=== WHAT THIS TASK INVOLVES ===
Each line of the records below that contains "icon" needs to be copied.
--- DATA RECORDS Enclosed Below ---
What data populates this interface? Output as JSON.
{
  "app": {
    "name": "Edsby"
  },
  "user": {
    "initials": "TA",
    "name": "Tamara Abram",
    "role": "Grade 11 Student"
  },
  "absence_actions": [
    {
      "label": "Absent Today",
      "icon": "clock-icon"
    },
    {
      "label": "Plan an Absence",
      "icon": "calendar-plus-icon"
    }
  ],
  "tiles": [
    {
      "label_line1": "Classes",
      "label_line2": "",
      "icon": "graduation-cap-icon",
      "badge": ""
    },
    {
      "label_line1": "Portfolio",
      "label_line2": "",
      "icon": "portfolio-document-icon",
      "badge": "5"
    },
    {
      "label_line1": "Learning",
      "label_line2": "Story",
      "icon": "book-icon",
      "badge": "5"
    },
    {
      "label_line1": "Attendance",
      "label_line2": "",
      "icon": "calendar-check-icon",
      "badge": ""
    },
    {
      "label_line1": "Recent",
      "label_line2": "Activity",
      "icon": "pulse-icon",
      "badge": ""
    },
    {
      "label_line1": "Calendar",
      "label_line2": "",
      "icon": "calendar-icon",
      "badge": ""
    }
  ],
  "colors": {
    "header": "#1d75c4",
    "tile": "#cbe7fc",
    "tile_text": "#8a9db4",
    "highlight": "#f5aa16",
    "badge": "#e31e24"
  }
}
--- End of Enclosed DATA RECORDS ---
=== ANSWER SPACE ===
      "icon": "clock-icon"
      "icon": "calendar-plus-icon"
      "icon": "graduation-cap-icon",
      "icon": "portfolio-document-icon",
      "icon": "book-icon",
      "icon": "calendar-check-icon",
      "icon": "pulse-icon",
      "icon": "calendar-icon",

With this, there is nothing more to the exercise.